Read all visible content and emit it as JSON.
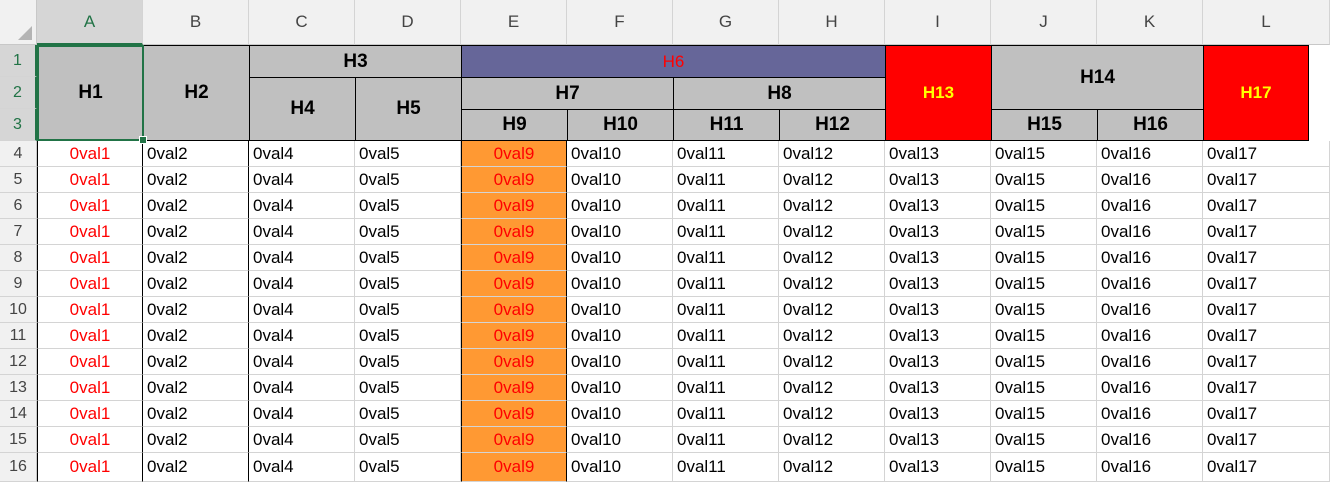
{
  "sheet": {
    "columns": [
      "A",
      "B",
      "C",
      "D",
      "E",
      "F",
      "G",
      "H",
      "I",
      "J",
      "K",
      "L"
    ],
    "rows": [
      "1",
      "2",
      "3",
      "4",
      "5",
      "6",
      "7",
      "8",
      "9",
      "10",
      "11",
      "12",
      "13",
      "14",
      "15",
      "16"
    ],
    "selected_column": "A",
    "selected_rows": [
      "1",
      "2",
      "3"
    ]
  },
  "headers": {
    "h1": "H1",
    "h2": "H2",
    "h3": "H3",
    "h4": "H4",
    "h5": "H5",
    "h6": "H6",
    "h7": "H7",
    "h8": "H8",
    "h9": "H9",
    "h10": "H10",
    "h11": "H11",
    "h12": "H12",
    "h13": "H13",
    "h14": "H14",
    "h15": "H15",
    "h16": "H16",
    "h17": "H17"
  },
  "data_row": [
    "0val1",
    "0val2",
    "0val4",
    "0val5",
    "0val9",
    "0val10",
    "0val11",
    "0val12",
    "0val13",
    "0val15",
    "0val16",
    "0val17"
  ],
  "colors": {
    "header_gray": "#c0c0c0",
    "h6_purple": "#666699",
    "h6_text": "#ff0000",
    "red_header": "#ff0000",
    "red_header_text": "#ffff00",
    "orange_fill": "#ff9933",
    "red_text": "#ff0000",
    "selection_green": "#217346"
  }
}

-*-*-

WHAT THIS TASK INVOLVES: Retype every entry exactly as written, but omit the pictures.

EXERCISE RESPONSE:
Read all visible content and emit it as JSON.
{
  "sheet": {
    "columns": [
      "A",
      "B",
      "C",
      "D",
      "E",
      "F",
      "G",
      "H",
      "I",
      "J",
      "K",
      "L"
    ],
    "rows": [
      "1",
      "2",
      "3",
      "4",
      "5",
      "6",
      "7",
      "8",
      "9",
      "10",
      "11",
      "12",
      "13",
      "14",
      "15",
      "16"
    ],
    "selected_column": "A",
    "selected_rows": [
      "1",
      "2",
      "3"
    ]
  },
  "headers": {
    "h1": "H1",
    "h2": "H2",
    "h3": "H3",
    "h4": "H4",
    "h5": "H5",
    "h6": "H6",
    "h7": "H7",
    "h8": "H8",
    "h9": "H9",
    "h10": "H10",
    "h11": "H11",
    "h12": "H12",
    "h13": "H13",
    "h14": "H14",
    "h15": "H15",
    "h16": "H16",
    "h17": "H17"
  },
  "data_row": [
    "0val1",
    "0val2",
    "0val4",
    "0val5",
    "0val9",
    "0val10",
    "0val11",
    "0val12",
    "0val13",
    "0val15",
    "0val16",
    "0val17"
  ],
  "colors": {
    "header_gray": "#c0c0c0",
    "h6_purple": "#666699",
    "h6_text": "#ff0000",
    "red_header": "#ff0000",
    "red_header_text": "#ffff00",
    "orange_fill": "#ff9933",
    "red_text": "#ff0000",
    "selection_green": "#217346"
  }
}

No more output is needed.